TASK GOAL
Your job is to print the listing exactly.

DATA SHOWN
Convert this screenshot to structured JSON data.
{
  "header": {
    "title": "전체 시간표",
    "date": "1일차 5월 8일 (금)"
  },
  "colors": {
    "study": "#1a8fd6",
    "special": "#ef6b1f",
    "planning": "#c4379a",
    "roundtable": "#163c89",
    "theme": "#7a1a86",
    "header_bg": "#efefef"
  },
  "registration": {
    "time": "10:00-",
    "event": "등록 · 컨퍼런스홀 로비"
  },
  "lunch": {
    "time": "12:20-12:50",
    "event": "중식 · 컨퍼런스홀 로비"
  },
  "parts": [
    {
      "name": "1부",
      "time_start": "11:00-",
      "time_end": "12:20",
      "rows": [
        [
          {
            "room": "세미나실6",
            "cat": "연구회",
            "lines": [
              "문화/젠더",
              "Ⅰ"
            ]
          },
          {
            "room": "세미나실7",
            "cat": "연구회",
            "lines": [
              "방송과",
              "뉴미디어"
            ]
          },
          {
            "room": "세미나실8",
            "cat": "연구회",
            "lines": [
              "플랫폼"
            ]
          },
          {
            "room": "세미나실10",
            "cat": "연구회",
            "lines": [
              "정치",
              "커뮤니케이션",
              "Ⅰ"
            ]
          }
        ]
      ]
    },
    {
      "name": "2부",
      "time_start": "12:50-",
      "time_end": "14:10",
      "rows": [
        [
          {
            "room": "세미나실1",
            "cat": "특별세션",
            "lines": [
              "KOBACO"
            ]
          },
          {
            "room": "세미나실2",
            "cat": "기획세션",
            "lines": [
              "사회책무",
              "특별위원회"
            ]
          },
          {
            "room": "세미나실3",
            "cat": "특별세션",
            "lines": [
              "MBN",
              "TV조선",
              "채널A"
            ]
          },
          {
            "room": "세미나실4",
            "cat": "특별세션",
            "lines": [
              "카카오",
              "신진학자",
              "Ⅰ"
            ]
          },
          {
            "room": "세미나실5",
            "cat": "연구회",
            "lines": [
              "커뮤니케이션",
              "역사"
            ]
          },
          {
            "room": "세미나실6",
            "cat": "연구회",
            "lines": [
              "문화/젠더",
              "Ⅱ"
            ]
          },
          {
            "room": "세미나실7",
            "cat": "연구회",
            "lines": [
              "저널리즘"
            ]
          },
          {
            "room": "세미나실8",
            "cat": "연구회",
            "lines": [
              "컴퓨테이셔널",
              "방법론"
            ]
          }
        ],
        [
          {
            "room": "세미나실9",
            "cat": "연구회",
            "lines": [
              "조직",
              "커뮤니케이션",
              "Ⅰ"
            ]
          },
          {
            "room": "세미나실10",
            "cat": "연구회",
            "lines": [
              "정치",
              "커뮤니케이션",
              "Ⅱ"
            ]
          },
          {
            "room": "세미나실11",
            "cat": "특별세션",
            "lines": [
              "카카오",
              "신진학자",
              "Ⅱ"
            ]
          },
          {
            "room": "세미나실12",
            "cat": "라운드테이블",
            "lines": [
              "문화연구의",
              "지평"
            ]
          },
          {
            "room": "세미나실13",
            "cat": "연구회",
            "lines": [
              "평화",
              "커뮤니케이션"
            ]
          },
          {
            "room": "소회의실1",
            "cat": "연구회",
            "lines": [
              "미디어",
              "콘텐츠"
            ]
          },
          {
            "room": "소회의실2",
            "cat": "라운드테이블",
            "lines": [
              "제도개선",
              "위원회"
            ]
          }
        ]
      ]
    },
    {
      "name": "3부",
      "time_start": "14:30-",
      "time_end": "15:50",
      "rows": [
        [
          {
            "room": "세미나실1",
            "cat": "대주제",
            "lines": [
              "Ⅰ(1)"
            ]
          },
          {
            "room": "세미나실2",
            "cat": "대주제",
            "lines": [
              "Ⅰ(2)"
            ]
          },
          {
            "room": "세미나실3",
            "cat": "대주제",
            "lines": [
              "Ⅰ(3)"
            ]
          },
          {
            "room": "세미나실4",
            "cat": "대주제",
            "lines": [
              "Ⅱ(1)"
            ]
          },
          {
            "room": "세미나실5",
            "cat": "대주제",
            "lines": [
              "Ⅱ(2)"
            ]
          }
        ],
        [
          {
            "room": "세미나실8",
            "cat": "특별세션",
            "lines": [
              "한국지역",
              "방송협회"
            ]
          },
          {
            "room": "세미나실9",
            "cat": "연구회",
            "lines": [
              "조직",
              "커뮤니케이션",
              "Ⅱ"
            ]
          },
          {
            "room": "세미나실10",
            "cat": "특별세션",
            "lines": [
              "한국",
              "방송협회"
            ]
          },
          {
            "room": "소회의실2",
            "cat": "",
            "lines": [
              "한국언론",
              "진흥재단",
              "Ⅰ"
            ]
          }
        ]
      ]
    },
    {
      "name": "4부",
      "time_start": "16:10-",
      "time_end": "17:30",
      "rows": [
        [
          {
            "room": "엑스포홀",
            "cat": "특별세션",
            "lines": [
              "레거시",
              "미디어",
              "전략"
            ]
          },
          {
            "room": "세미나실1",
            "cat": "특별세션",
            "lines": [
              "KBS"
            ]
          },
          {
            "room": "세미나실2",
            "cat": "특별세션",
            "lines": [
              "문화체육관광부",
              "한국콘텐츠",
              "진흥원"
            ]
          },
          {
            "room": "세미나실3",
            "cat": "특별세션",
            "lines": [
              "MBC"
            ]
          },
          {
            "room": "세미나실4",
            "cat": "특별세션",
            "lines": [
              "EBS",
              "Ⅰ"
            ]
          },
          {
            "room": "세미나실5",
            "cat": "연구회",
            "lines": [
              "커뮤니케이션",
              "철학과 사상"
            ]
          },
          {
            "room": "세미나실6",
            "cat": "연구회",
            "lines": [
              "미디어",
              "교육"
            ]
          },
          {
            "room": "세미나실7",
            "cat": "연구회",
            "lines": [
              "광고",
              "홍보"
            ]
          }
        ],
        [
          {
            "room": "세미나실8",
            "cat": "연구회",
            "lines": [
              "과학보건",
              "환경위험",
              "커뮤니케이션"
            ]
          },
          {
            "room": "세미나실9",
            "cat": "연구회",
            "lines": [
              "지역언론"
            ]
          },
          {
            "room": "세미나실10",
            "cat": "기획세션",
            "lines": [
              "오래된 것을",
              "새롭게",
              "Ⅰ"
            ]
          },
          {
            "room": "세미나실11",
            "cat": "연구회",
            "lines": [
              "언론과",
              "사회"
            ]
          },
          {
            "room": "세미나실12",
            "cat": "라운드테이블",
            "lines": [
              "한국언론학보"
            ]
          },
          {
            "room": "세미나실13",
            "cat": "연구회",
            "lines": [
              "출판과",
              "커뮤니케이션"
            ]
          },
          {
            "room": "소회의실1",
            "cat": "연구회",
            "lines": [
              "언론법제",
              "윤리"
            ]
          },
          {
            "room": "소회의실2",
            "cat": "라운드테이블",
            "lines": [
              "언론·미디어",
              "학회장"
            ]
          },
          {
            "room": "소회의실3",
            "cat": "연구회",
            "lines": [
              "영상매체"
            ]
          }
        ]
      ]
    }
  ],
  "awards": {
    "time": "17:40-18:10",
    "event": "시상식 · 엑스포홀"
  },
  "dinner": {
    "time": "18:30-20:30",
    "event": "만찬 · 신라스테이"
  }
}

TASK RESULT
Convert this screenshot to structured JSON data.
{
  "header": {
    "title": "전체 시간표",
    "date": "1일차 5월 8일 (금)"
  },
  "colors": {
    "study": "#1a8fd6",
    "special": "#ef6b1f",
    "planning": "#c4379a",
    "roundtable": "#163c89",
    "theme": "#7a1a86",
    "header_bg": "#efefef"
  },
  "registration": {
    "time": "10:00-",
    "event": "등록 · 컨퍼런스홀 로비"
  },
  "lunch": {
    "time": "12:20-12:50",
    "event": "중식 · 컨퍼런스홀 로비"
  },
  "parts": [
    {
      "name": "1부",
      "time_start": "11:00-",
      "time_end": "12:20",
      "rows": [
        [
          {
            "room": "세미나실6",
            "cat": "연구회",
            "lines": [
              "문화/젠더",
              "Ⅰ"
            ]
          },
          {
            "room": "세미나실7",
            "cat": "연구회",
            "lines": [
              "방송과",
              "뉴미디어"
            ]
          },
          {
            "room": "세미나실8",
            "cat": "연구회",
            "lines": [
              "플랫폼"
            ]
          },
          {
            "room": "세미나실10",
            "cat": "연구회",
            "lines": [
              "정치",
              "커뮤니케이션",
              "Ⅰ"
            ]
          }
        ]
      ]
    },
    {
      "name": "2부",
      "time_start": "12:50-",
      "time_end": "14:10",
      "rows": [
        [
          {
            "room": "세미나실1",
            "cat": "특별세션",
            "lines": [
              "KOBACO"
            ]
          },
          {
            "room": "세미나실2",
            "cat": "기획세션",
            "lines": [
              "사회책무",
              "특별위원회"
            ]
          },
          {
            "room": "세미나실3",
            "cat": "특별세션",
            "lines": [
              "MBN",
              "TV조선",
              "채널A"
            ]
          },
          {
            "room": "세미나실4",
            "cat": "특별세션",
            "lines": [
              "카카오",
              "신진학자",
              "Ⅰ"
            ]
          },
          {
            "room": "세미나실5",
            "cat": "연구회",
            "lines": [
              "커뮤니케이션",
              "역사"
            ]
          },
          {
            "room": "세미나실6",
            "cat": "연구회",
            "lines": [
              "문화/젠더",
              "Ⅱ"
            ]
          },
          {
            "room": "세미나실7",
            "cat": "연구회",
            "lines": [
              "저널리즘"
            ]
          },
          {
            "room": "세미나실8",
            "cat": "연구회",
            "lines": [
              "컴퓨테이셔널",
              "방법론"
            ]
          }
        ],
        [
          {
            "room": "세미나실9",
            "cat": "연구회",
            "lines": [
              "조직",
              "커뮤니케이션",
              "Ⅰ"
            ]
          },
          {
            "room": "세미나실10",
            "cat": "연구회",
            "lines": [
              "정치",
              "커뮤니케이션",
              "Ⅱ"
            ]
          },
          {
            "room": "세미나실11",
            "cat": "특별세션",
            "lines": [
              "카카오",
              "신진학자",
              "Ⅱ"
            ]
          },
          {
            "room": "세미나실12",
            "cat": "라운드테이블",
            "lines": [
              "문화연구의",
              "지평"
            ]
          },
          {
            "room": "세미나실13",
            "cat": "연구회",
            "lines": [
              "평화",
              "커뮤니케이션"
            ]
          },
          {
            "room": "소회의실1",
            "cat": "연구회",
            "lines": [
              "미디어",
              "콘텐츠"
            ]
          },
          {
            "room": "소회의실2",
            "cat": "라운드테이블",
            "lines": [
              "제도개선",
              "위원회"
            ]
          }
        ]
      ]
    },
    {
      "name": "3부",
      "time_start": "14:30-",
      "time_end": "15:50",
      "rows": [
        [
          {
            "room": "세미나실1",
            "cat": "대주제",
            "lines": [
              "Ⅰ(1)"
            ]
          },
          {
            "room": "세미나실2",
            "cat": "대주제",
            "lines": [
              "Ⅰ(2)"
            ]
          },
          {
            "room": "세미나실3",
            "cat": "대주제",
            "lines": [
              "Ⅰ(3)"
            ]
          },
          {
            "room": "세미나실4",
            "cat": "대주제",
            "lines": [
              "Ⅱ(1)"
            ]
          },
          {
            "room": "세미나실5",
            "cat": "대주제",
            "lines": [
              "Ⅱ(2)"
            ]
          }
        ],
        [
          {
            "room": "세미나실8",
            "cat": "특별세션",
            "lines": [
              "한국지역",
              "방송협회"
            ]
          },
          {
            "room": "세미나실9",
            "cat": "연구회",
            "lines": [
              "조직",
              "커뮤니케이션",
              "Ⅱ"
            ]
          },
          {
            "room": "세미나실10",
            "cat": "특별세션",
            "lines": [
              "한국",
              "방송협회"
            ]
          },
          {
            "room": "소회의실2",
            "cat": "",
            "lines": [
              "한국언론",
              "진흥재단",
              "Ⅰ"
            ]
          }
        ]
      ]
    },
    {
      "name": "4부",
      "time_start": "16:10-",
      "time_end": "17:30",
      "rows": [
        [
          {
            "room": "엑스포홀",
            "cat": "특별세션",
            "lines": [
              "레거시",
              "미디어",
              "전략"
            ]
          },
          {
            "room": "세미나실1",
            "cat": "특별세션",
            "lines": [
              "KBS"
            ]
          },
          {
            "room": "세미나실2",
            "cat": "특별세션",
            "lines": [
              "문화체육관광부",
              "한국콘텐츠",
              "진흥원"
            ]
          },
          {
            "room": "세미나실3",
            "cat": "특별세션",
            "lines": [
              "MBC"
            ]
          },
          {
            "room": "세미나실4",
            "cat": "특별세션",
            "lines": [
              "EBS",
              "Ⅰ"
            ]
          },
          {
            "room": "세미나실5",
            "cat": "연구회",
            "lines": [
              "커뮤니케이션",
              "철학과 사상"
            ]
          },
          {
            "room": "세미나실6",
            "cat": "연구회",
            "lines": [
              "미디어",
              "교육"
            ]
          },
          {
            "room": "세미나실7",
            "cat": "연구회",
            "lines": [
              "광고",
              "홍보"
            ]
          }
        ],
        [
          {
            "room": "세미나실8",
            "cat": "연구회",
            "lines": [
              "과학보건",
              "환경위험",
              "커뮤니케이션"
            ]
          },
          {
            "room": "세미나실9",
            "cat": "연구회",
            "lines": [
              "지역언론"
            ]
          },
          {
            "room": "세미나실10",
            "cat": "기획세션",
            "lines": [
              "오래된 것을",
              "새롭게",
              "Ⅰ"
            ]
          },
          {
            "room": "세미나실11",
            "cat": "연구회",
            "lines": [
              "언론과",
              "사회"
            ]
          },
          {
            "room": "세미나실12",
            "cat": "라운드테이블",
            "lines": [
              "한국언론학보"
            ]
          },
          {
            "room": "세미나실13",
            "cat": "연구회",
            "lines": [
              "출판과",
              "커뮤니케이션"
            ]
          },
          {
            "room": "소회의실1",
            "cat": "연구회",
            "lines": [
              "언론법제",
              "윤리"
            ]
          },
          {
            "room": "소회의실2",
            "cat": "라운드테이블",
            "lines": [
              "언론·미디어",
              "학회장"
            ]
          },
          {
            "room": "소회의실3",
            "cat": "연구회",
            "lines": [
              "영상매체"
            ]
          }
        ]
      ]
    }
  ],
  "awards": {
    "time": "17:40-18:10",
    "event": "시상식 · 엑스포홀"
  },
  "dinner": {
    "time": "18:30-20:30",
    "event": "만찬 · 신라스테이"
  }
}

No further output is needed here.